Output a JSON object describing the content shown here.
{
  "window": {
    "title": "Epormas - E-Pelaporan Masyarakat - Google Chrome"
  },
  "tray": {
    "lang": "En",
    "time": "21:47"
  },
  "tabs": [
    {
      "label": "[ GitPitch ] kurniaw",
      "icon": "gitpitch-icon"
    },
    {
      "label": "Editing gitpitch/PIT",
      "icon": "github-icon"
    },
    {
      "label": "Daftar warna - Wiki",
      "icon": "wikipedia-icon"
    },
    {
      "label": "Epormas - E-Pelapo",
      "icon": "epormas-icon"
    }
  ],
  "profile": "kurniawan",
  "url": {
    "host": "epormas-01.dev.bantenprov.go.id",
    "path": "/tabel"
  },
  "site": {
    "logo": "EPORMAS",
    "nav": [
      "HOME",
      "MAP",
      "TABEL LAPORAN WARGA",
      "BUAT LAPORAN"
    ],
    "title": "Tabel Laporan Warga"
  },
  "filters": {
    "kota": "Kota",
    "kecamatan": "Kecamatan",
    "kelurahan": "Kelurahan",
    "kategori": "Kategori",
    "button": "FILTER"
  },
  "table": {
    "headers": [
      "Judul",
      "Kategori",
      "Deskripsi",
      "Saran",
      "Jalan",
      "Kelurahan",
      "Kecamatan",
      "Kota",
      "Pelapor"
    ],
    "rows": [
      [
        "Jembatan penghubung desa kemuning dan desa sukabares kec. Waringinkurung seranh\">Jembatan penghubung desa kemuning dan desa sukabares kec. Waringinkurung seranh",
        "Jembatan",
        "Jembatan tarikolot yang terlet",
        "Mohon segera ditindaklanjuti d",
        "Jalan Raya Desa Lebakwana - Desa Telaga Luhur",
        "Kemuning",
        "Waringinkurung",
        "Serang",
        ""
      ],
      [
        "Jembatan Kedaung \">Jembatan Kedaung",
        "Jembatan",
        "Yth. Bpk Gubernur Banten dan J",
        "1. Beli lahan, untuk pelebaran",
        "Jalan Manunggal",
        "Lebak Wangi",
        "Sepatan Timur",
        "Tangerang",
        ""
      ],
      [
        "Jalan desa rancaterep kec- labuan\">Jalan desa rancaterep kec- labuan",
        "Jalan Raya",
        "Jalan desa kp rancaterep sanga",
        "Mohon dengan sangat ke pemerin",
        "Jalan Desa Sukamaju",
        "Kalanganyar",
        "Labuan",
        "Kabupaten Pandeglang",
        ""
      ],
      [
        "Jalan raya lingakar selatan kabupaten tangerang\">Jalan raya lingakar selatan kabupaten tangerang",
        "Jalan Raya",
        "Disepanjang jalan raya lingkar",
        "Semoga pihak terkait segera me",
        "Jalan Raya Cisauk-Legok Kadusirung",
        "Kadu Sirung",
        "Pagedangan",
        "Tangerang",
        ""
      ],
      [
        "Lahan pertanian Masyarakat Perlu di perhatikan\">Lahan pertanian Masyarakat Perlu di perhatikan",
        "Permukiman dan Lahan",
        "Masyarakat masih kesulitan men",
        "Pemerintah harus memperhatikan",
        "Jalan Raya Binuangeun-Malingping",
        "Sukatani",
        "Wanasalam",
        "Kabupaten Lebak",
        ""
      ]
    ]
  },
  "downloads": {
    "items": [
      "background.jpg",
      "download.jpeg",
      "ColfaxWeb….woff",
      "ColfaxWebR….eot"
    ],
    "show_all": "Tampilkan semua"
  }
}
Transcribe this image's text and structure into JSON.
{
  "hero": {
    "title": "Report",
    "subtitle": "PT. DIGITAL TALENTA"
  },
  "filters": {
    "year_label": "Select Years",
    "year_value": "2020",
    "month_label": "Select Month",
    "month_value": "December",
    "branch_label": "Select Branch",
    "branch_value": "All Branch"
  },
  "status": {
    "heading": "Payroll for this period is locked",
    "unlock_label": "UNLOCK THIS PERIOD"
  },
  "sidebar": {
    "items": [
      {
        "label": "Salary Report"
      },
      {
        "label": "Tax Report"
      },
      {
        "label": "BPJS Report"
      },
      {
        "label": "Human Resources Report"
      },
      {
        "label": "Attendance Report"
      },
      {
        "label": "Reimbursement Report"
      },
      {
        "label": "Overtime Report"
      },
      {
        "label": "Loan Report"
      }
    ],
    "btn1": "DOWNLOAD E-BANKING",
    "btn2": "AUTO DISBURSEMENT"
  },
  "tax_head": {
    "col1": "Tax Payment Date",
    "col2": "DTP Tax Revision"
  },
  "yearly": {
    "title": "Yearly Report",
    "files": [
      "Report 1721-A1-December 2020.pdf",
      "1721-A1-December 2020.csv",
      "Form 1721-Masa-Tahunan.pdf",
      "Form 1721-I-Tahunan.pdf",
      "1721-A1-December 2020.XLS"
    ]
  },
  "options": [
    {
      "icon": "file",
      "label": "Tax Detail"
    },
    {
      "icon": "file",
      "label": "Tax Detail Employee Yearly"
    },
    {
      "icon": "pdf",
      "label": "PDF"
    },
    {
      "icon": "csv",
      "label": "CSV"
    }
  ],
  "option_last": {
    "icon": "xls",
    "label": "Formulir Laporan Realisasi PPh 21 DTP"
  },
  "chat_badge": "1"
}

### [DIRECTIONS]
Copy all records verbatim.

### [EXERCISE RESPONSE]
Output a JSON object describing the content shown here.
{
  "window": {
    "title": "Epormas - E-Pelaporan Masyarakat - Google Chrome"
  },
  "tray": {
    "lang": "En",
    "time": "21:47"
  },
  "tabs": [
    {
      "label": "[ GitPitch ] kurniaw",
      "icon": "gitpitch-icon"
    },
    {
      "label": "Editing gitpitch/PIT",
      "icon": "github-icon"
    },
    {
      "label": "Daftar warna - Wiki",
      "icon": "wikipedia-icon"
    },
    {
      "label": "Epormas - E-Pelapo",
      "icon": "epormas-icon"
    }
  ],
  "profile": "kurniawan",
  "url": {
    "host": "epormas-01.dev.bantenprov.go.id",
    "path": "/tabel"
  },
  "site": {
    "logo": "EPORMAS",
    "nav": [
      "HOME",
      "MAP",
      "TABEL LAPORAN WARGA",
      "BUAT LAPORAN"
    ],
    "title": "Tabel Laporan Warga"
  },
  "filters": {
    "kota": "Kota",
    "kecamatan": "Kecamatan",
    "kelurahan": "Kelurahan",
    "kategori": "Kategori",
    "button": "FILTER"
  },
  "table": {
    "headers": [
      "Judul",
      "Kategori",
      "Deskripsi",
      "Saran",
      "Jalan",
      "Kelurahan",
      "Kecamatan",
      "Kota",
      "Pelapor"
    ],
    "rows": [
      [
        "Jembatan penghubung desa kemuning dan desa sukabares kec. Waringinkurung seranh\">Jembatan penghubung desa kemuning dan desa sukabares kec. Waringinkurung seranh",
        "Jembatan",
        "Jembatan tarikolot yang terlet",
        "Mohon segera ditindaklanjuti d",
        "Jalan Raya Desa Lebakwana - Desa Telaga Luhur",
        "Kemuning",
        "Waringinkurung",
        "Serang",
        ""
      ],
      [
        "Jembatan Kedaung \">Jembatan Kedaung",
        "Jembatan",
        "Yth. Bpk Gubernur Banten dan J",
        "1. Beli lahan, untuk pelebaran",
        "Jalan Manunggal",
        "Lebak Wangi",
        "Sepatan Timur",
        "Tangerang",
        ""
      ],
      [
        "Jalan desa rancaterep kec- labuan\">Jalan desa rancaterep kec- labuan",
        "Jalan Raya",
        "Jalan desa kp rancaterep sanga",
        "Mohon dengan sangat ke pemerin",
        "Jalan Desa Sukamaju",
        "Kalanganyar",
        "Labuan",
        "Kabupaten Pandeglang",
        ""
      ],
      [
        "Jalan raya lingakar selatan kabupaten tangerang\">Jalan raya lingakar selatan kabupaten tangerang",
        "Jalan Raya",
        "Disepanjang jalan raya lingkar",
        "Semoga pihak terkait segera me",
        "Jalan Raya Cisauk-Legok Kadusirung",
        "Kadu Sirung",
        "Pagedangan",
        "Tangerang",
        ""
      ],
      [
        "Lahan pertanian Masyarakat Perlu di perhatikan\">Lahan pertanian Masyarakat Perlu di perhatikan",
        "Permukiman dan Lahan",
        "Masyarakat masih kesulitan men",
        "Pemerintah harus memperhatikan",
        "Jalan Raya Binuangeun-Malingping",
        "Sukatani",
        "Wanasalam",
        "Kabupaten Lebak",
        ""
      ]
    ]
  },
  "downloads": {
    "items": [
      "background.jpg",
      "download.jpeg",
      "ColfaxWeb….woff",
      "ColfaxWebR….eot"
    ],
    "show_all": "Tampilkan semua"
  }
}
Transcribe this image's text and structure into JSON.
{
  "hero": {
    "title": "Report",
    "subtitle": "PT. DIGITAL TALENTA"
  },
  "filters": {
    "year_label": "Select Years",
    "year_value": "2020",
    "month_label": "Select Month",
    "month_value": "December",
    "branch_label": "Select Branch",
    "branch_value": "All Branch"
  },
  "status": {
    "heading": "Payroll for this period is locked",
    "unlock_label": "UNLOCK THIS PERIOD"
  },
  "sidebar": {
    "items": [
      {
        "label": "Salary Report"
      },
      {
        "label": "Tax Report"
      },
      {
        "label": "BPJS Report"
      },
      {
        "label": "Human Resources Report"
      },
      {
        "label": "Attendance Report"
      },
      {
        "label": "Reimbursement Report"
      },
      {
        "label": "Overtime Report"
      },
      {
        "label": "Loan Report"
      }
    ],
    "btn1": "DOWNLOAD E-BANKING",
    "btn2": "AUTO DISBURSEMENT"
  },
  "tax_head": {
    "col1": "Tax Payment Date",
    "col2": "DTP Tax Revision"
  },
  "yearly": {
    "title": "Yearly Report",
    "files": [
      "Report 1721-A1-December 2020.pdf",
      "1721-A1-December 2020.csv",
      "Form 1721-Masa-Tahunan.pdf",
      "Form 1721-I-Tahunan.pdf",
      "1721-A1-December 2020.XLS"
    ]
  },
  "options": [
    {
      "icon": "file",
      "label": "Tax Detail"
    },
    {
      "icon": "file",
      "label": "Tax Detail Employee Yearly"
    },
    {
      "icon": "pdf",
      "label": "PDF"
    },
    {
      "icon": "csv",
      "label": "CSV"
    }
  ],
  "option_last": {
    "icon": "xls",
    "label": "Formulir Laporan Realisasi PPh 21 DTP"
  },
  "chat_badge": "1"
}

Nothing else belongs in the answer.